● **GIVEN RECORDS**
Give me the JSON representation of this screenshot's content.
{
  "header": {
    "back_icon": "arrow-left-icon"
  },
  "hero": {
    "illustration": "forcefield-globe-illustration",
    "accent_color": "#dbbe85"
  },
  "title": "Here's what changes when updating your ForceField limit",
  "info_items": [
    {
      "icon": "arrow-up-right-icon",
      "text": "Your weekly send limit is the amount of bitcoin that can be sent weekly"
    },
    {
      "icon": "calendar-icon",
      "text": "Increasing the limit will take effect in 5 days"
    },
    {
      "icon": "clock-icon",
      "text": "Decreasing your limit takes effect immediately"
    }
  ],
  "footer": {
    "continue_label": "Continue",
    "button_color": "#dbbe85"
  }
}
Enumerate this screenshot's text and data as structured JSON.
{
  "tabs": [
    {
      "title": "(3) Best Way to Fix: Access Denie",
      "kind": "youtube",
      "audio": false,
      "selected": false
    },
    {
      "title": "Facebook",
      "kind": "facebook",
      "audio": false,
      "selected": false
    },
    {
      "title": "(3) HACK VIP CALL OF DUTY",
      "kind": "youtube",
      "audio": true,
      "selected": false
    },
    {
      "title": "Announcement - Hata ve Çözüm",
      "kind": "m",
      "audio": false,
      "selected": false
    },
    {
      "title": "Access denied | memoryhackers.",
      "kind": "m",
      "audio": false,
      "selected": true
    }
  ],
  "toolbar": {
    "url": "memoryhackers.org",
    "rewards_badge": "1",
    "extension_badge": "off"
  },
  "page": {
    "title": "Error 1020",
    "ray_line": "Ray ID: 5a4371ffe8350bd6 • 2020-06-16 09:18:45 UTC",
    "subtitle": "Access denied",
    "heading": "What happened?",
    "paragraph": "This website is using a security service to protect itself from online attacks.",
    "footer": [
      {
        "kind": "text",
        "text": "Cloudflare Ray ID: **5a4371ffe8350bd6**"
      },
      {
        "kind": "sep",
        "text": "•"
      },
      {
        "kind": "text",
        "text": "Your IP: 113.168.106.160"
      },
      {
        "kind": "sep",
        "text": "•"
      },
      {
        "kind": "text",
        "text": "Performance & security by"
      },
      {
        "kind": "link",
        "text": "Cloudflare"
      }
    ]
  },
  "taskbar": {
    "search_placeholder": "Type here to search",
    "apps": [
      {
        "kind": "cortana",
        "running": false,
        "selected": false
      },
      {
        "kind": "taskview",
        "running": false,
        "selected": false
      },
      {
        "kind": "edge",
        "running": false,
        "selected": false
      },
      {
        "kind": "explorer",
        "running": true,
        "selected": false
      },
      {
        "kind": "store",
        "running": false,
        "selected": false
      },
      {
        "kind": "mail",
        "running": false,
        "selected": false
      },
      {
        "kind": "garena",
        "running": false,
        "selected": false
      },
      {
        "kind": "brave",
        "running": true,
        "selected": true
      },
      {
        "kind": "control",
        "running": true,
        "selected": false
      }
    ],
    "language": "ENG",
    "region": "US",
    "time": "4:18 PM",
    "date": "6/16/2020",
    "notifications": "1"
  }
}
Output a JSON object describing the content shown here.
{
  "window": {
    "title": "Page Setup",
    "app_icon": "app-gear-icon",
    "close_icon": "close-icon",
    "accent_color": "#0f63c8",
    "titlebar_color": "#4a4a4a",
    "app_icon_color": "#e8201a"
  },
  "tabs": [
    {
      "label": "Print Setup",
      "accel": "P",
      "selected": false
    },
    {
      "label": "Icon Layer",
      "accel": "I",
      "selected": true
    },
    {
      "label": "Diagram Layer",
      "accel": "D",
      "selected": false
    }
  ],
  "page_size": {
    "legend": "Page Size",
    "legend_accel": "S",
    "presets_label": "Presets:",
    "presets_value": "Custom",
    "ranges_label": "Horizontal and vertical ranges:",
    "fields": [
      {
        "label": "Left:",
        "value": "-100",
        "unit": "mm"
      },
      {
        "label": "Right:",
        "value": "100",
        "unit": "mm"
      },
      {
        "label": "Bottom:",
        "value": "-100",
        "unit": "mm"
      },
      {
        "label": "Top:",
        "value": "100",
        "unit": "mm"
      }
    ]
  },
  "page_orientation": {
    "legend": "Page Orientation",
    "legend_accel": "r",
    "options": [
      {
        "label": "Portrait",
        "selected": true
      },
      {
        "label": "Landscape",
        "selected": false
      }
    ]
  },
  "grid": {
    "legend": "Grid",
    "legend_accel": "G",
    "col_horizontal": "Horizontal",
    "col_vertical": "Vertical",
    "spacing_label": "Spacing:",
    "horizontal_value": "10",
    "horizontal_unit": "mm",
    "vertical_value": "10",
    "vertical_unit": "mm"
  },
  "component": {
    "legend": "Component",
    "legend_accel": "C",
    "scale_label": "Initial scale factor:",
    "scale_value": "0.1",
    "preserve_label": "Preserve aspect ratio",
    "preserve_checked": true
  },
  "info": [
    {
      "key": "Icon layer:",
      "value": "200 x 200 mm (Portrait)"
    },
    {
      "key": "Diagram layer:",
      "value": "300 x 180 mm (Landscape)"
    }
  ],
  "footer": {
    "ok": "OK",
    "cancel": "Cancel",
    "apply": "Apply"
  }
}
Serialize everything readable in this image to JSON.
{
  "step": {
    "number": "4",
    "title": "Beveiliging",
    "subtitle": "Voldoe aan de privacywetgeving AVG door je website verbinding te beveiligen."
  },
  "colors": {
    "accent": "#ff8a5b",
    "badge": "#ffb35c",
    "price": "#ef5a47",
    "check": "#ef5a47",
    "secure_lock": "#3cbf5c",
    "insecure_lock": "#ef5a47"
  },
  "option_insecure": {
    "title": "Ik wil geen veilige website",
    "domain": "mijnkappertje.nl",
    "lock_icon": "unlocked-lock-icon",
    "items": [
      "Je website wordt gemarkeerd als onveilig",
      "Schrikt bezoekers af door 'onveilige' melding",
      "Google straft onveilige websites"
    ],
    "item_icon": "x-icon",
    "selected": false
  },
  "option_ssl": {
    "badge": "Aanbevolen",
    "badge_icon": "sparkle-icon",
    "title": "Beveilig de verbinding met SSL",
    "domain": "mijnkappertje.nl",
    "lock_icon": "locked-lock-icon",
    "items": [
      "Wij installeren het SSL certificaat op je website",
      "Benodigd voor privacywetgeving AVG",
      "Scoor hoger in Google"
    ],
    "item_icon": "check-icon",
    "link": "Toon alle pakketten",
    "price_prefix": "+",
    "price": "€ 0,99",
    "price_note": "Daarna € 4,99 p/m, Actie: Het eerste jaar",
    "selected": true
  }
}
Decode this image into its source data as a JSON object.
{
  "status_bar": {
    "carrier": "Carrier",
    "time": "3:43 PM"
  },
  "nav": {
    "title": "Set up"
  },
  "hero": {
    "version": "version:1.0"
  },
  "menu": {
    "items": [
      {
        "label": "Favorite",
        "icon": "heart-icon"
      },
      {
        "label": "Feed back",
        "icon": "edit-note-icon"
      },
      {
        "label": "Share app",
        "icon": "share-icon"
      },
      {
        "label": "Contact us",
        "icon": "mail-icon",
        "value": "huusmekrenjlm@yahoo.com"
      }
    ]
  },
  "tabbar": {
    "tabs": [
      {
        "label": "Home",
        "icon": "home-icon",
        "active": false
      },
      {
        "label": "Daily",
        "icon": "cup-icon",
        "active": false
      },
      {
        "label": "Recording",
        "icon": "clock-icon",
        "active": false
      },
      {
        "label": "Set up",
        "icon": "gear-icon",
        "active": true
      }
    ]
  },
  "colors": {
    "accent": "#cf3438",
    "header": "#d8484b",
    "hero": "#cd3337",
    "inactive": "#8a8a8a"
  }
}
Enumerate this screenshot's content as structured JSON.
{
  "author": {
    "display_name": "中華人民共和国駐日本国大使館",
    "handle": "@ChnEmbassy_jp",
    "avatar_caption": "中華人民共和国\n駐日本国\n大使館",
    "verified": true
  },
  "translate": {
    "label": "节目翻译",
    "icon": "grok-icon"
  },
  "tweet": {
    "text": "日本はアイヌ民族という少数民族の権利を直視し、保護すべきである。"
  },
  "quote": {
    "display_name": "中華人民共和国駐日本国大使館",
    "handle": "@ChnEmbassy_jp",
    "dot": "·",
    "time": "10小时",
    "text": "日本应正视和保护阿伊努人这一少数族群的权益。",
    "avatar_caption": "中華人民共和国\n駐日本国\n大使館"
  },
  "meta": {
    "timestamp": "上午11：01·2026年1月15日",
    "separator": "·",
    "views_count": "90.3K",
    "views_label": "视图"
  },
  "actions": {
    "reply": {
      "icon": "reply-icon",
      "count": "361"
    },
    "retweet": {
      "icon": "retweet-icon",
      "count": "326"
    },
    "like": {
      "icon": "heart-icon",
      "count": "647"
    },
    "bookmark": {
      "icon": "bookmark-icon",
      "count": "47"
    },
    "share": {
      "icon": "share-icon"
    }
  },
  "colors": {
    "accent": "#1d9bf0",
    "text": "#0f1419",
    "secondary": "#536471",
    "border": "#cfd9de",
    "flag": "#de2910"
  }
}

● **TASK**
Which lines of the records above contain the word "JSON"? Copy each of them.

● **EXERCISE ANSWER**
Give me the JSON representation of this screenshot's content.
Enumerate this screenshot's text and data as structured JSON.
Output a JSON object describing the content shown here.
Serialize everything readable in this image to JSON.
Decode this image into its source data as a JSON object.
Enumerate this screenshot's content as structured JSON.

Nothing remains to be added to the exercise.